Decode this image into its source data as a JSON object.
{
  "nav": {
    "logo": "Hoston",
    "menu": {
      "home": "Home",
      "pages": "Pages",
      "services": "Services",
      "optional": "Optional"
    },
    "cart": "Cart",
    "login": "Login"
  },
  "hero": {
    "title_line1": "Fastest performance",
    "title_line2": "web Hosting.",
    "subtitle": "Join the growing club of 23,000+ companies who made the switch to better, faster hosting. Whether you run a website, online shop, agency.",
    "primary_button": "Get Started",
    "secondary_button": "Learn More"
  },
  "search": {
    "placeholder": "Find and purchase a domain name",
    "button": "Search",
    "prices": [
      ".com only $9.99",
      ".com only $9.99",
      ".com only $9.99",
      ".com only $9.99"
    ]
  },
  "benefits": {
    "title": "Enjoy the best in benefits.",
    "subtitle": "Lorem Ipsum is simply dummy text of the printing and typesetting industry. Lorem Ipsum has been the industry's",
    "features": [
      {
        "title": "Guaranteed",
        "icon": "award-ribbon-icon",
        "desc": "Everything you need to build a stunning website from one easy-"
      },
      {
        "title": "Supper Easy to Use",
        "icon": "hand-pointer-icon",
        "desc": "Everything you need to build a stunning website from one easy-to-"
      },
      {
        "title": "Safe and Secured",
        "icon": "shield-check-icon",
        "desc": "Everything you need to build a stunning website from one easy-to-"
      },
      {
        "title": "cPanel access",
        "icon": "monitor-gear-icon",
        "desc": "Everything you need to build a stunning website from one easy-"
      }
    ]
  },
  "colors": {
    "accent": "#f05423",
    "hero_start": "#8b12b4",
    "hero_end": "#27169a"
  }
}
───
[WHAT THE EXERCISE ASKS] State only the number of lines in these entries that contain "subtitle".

[TASK RESULT] 2